On Rejection

I wrote a post a while back about my experience interviewing with Microsoft for an internship in the Fall of 2015. I never got around to updating my blog, but I did not get an offer.

Instead, I spent last summer interning at Goldman Sachs. Excuse me, I wasn’t an “intern”, I was a “Technology Summer Analyst”. Let me tell you, I still hate putting that title on my resume.

Goldman Sachs was an okay experience. I met some really cool people there, especially my fellow interns. However, the culture was a major turn off. While the internship experience was great, the impression I got from my time there was that full time employees were often overworked and in the long term, the growth and learning of employees was not a priority. It didn’t help that the full time offer I received at the end of the summer was nothing to write home about.

This last fall I interviewed around again, planning for another internship for this coming summer. Another year older and wiser too, I had slightly more success in my efforts.

  • I received an offer from Instructure who had declined me last year.
  • I received an offer from Qualtrics who I had turned down last year.
  • I got to a final round interview with Facebook but they ultimately decided not give me an offer.
  • My resume was once again swallowed up by Google’s black hole.

And, once again, I got to a final round interview with Microsoft. I flew out to Seattle this past fall and really enjoyed my stay. I got to visit my cousin Braden (he’s since moved to the bay area to work at Salesforce) and one of the days it was raining so I went and enjoyed the water.

Water Pic 1 Water Pic 2

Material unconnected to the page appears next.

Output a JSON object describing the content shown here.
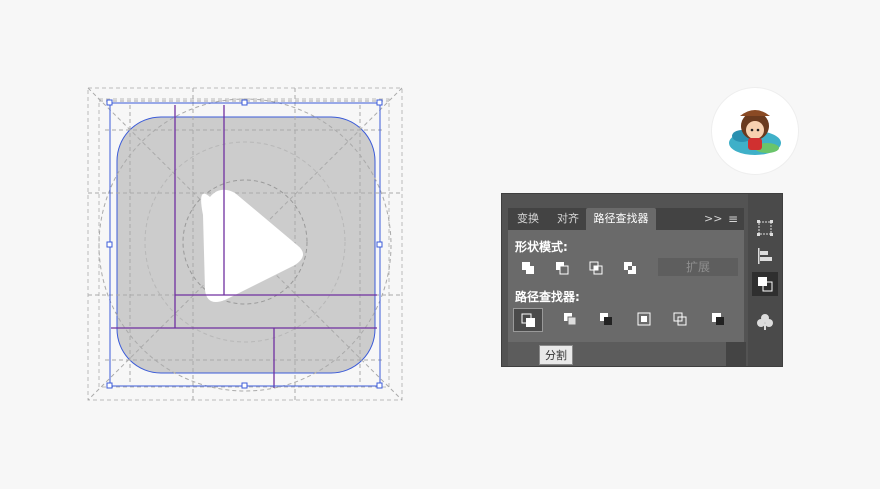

The interview portion of the trip went well too, I thought. I had three interviews, all with very great people. They were part of the Office 365 team working on the web version of Microsoft’s Office products. While I won’t go into detail like my last post, these are the basics of my interview questions:

  • Given two strings of character trees, one preorder and one in order, recreate the tree.
  • Given an array of size N, containing the integers from 0 to N, find all that are missing. For both the case where each number exists once and where numbers can be repeated.
  • Given a 2D array filled with Xs representing walls, and an S representing the start and an E representing the end, find the shortest path from S to E.

I have never felt so confident coming out of an interview as I did that afternoon. I had nailed every question and felt like I had a reasonable connection with all my interviewers for the time spent together.

I waited eagerly to see if I would get an offer from Microsoft. My buddy Tanner received his offer from Microsoft the day of the interview, but I went back to my hotel room empty handed.

I waited until the end of the next week with no response. I sent a follow-up email to my recruiter, who asked for my patience.

Another week, another email.

And again.

Then, exactly one month to the day, I finally received an email confirming that Microsoft wouldn’t be moving forward with an offer at this time. It hurt. While last year I could name 20 different mistakes and moments of frustration, this time had felt different. It hurt all the more because I have no idea what I would do differently even if I could hit the redo button.

The timing didn’t help either. I had to extend my offer from Qualtrics and was in a weird place interviewing with Facebook because I was strung along for a full month after my interview, despite being told I would hear back in less than two weeks.

Rejection is a bitch. When you get your hopes up and they’re cut from under you, that fall hurts. There is no getting around it.

I ended up accepting Qualtrics’ offer, so I’ll be spending my summer in Provo. I’m excited about experiencing a more startup-esque, free flowing culture than I’m used to. I’m less excited about the city. I’m grateful for the opportunity and can’t wait to see what adventures await me.

It still stings. But there’s nowhere to go but up. And one rejection doesn’t mean the end of the world. And, unfortunately, there’s a whole lot of rejection in my future, especially considering my career choice. An entire world of possibilities is still ahead of me. Can’t wait to see what’s next.

Written on March 29, 2017